PROBLEM STATEMENT
For the data that follows, report how many lines include the string "作一条线段等于已知线段", and write the number alone.

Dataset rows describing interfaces
*** Begin section ***
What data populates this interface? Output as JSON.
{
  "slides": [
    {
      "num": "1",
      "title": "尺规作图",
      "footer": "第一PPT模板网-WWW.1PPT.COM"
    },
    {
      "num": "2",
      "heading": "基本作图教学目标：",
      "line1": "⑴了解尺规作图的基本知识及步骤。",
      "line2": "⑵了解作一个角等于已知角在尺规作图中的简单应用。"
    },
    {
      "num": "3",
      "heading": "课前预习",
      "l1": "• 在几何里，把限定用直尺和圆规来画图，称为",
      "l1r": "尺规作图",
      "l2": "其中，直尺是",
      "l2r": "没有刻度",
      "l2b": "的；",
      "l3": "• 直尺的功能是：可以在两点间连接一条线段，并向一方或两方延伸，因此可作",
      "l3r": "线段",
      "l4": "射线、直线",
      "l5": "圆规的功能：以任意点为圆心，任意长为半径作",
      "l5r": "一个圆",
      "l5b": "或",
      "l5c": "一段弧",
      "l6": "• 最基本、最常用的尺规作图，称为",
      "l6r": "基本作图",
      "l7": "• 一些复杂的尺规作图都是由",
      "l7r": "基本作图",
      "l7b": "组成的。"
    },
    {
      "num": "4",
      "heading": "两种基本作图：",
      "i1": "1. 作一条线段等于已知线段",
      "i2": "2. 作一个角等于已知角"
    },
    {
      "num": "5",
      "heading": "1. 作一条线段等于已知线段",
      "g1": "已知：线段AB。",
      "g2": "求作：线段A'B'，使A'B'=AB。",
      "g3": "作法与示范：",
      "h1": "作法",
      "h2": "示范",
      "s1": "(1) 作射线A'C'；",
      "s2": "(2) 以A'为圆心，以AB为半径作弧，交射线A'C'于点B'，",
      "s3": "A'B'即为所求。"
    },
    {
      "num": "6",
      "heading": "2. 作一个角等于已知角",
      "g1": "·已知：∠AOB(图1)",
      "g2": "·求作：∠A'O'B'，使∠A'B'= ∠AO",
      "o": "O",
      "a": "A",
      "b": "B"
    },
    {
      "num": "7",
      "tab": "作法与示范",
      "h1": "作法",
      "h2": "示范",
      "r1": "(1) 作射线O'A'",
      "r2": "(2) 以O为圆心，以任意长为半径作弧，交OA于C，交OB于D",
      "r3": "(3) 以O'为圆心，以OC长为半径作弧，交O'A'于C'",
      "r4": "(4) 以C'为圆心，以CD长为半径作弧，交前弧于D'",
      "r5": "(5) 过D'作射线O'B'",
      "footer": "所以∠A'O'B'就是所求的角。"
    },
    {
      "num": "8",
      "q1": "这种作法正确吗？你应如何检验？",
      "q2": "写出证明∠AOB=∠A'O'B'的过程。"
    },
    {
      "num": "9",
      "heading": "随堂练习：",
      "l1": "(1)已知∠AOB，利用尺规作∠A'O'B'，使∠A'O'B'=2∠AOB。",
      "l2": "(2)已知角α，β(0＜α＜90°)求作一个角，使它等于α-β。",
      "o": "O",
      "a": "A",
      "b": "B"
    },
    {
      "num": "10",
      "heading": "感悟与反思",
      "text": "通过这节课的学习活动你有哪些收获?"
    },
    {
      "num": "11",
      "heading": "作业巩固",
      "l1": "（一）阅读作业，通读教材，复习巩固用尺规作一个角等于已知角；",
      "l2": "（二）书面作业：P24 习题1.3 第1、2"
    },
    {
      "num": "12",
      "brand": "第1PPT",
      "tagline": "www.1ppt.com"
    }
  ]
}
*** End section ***
RESULT BELOW
2